_PROMPT_: Write the records out exactly, so that no picture remains in the copy.

━━━━━ PROVIDED ENTRIES ━━━━━

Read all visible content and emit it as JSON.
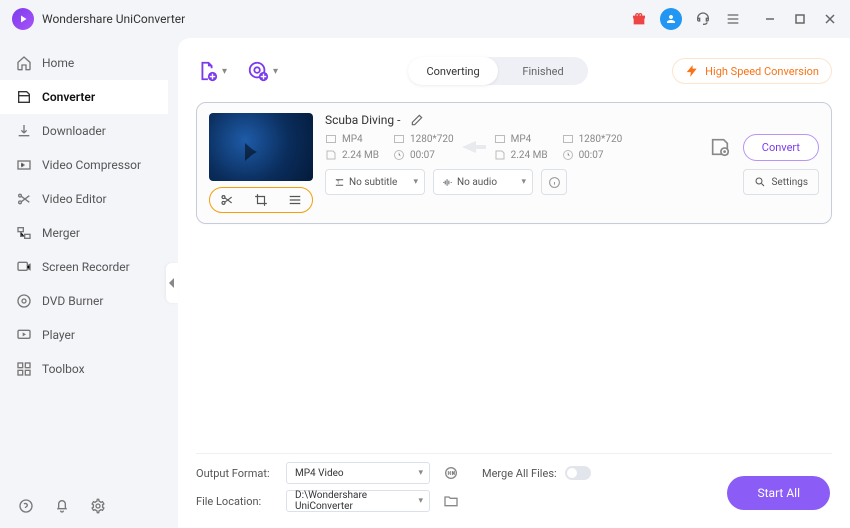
{
  "app": {
    "title": "Wondershare UniConverter"
  },
  "sidebar": {
    "items": [
      {
        "label": "Home"
      },
      {
        "label": "Converter"
      },
      {
        "label": "Downloader"
      },
      {
        "label": "Video Compressor"
      },
      {
        "label": "Video Editor"
      },
      {
        "label": "Merger"
      },
      {
        "label": "Screen Recorder"
      },
      {
        "label": "DVD Burner"
      },
      {
        "label": "Player"
      },
      {
        "label": "Toolbox"
      }
    ]
  },
  "toolbar": {
    "tabs": {
      "converting": "Converting",
      "finished": "Finished"
    },
    "high_speed": "High Speed Conversion"
  },
  "file": {
    "title": "Scuba Diving -",
    "src": {
      "format": "MP4",
      "resolution": "1280*720",
      "size": "2.24 MB",
      "duration": "00:07"
    },
    "dst": {
      "format": "MP4",
      "resolution": "1280*720",
      "size": "2.24 MB",
      "duration": "00:07"
    },
    "subtitle": "No subtitle",
    "audio": "No audio",
    "settings": "Settings",
    "convert": "Convert"
  },
  "bottom": {
    "output_format_label": "Output Format:",
    "output_format_value": "MP4 Video",
    "file_location_label": "File Location:",
    "file_location_value": "D:\\Wondershare UniConverter",
    "merge_label": "Merge All Files:",
    "start_all": "Start All"
  }
}
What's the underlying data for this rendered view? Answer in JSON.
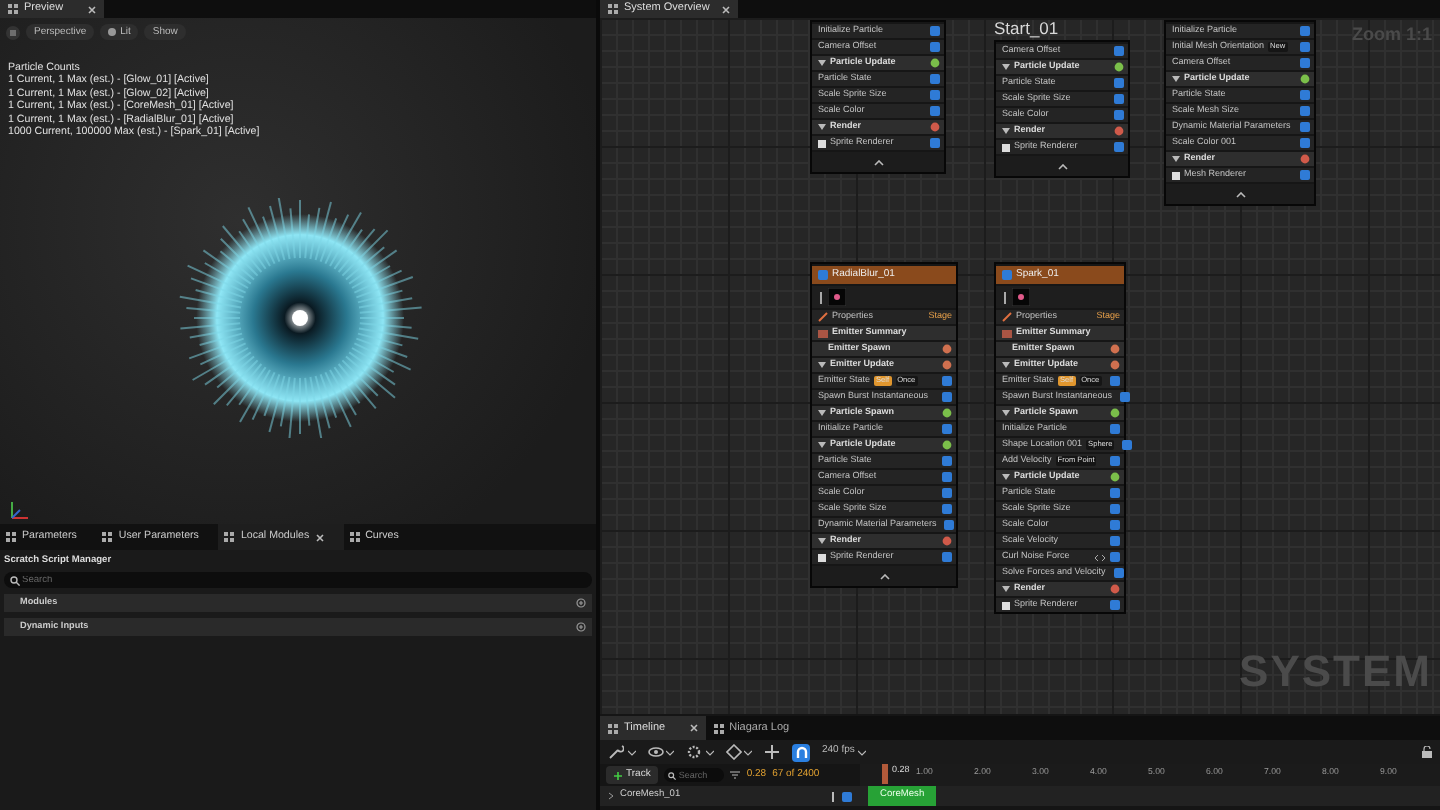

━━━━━

_REPLY_:
Read all visible content and emit it as JSON.
{
  "app": {
    "title": "Wondershare UniConverter"
  },
  "sidebar": {
    "items": [
      {
        "label": "Home"
      },
      {
        "label": "Converter"
      },
      {
        "label": "Downloader"
      },
      {
        "label": "Video Compressor"
      },
      {
        "label": "Video Editor"
      },
      {
        "label": "Merger"
      },
      {
        "label": "Screen Recorder"
      },
      {
        "label": "DVD Burner"
      },
      {
        "label": "Player"
      },
      {
        "label": "Toolbox"
      }
    ]
  },
  "toolbar": {
    "tabs": {
      "converting": "Converting",
      "finished": "Finished"
    },
    "high_speed": "High Speed Conversion"
  },
  "file": {
    "title": "Scuba Diving -",
    "src": {
      "format": "MP4",
      "resolution": "1280*720",
      "size": "2.24 MB",
      "duration": "00:07"
    },
    "dst": {
      "format": "MP4",
      "resolution": "1280*720",
      "size": "2.24 MB",
      "duration": "00:07"
    },
    "subtitle": "No subtitle",
    "audio": "No audio",
    "settings": "Settings",
    "convert": "Convert"
  },
  "bottom": {
    "output_format_label": "Output Format:",
    "output_format_value": "MP4 Video",
    "file_location_label": "File Location:",
    "file_location_value": "D:\\Wondershare UniConverter",
    "merge_label": "Merge All Files:",
    "start_all": "Start All"
  }
}
What's the underlying data for this rendered view? Answer in JSON.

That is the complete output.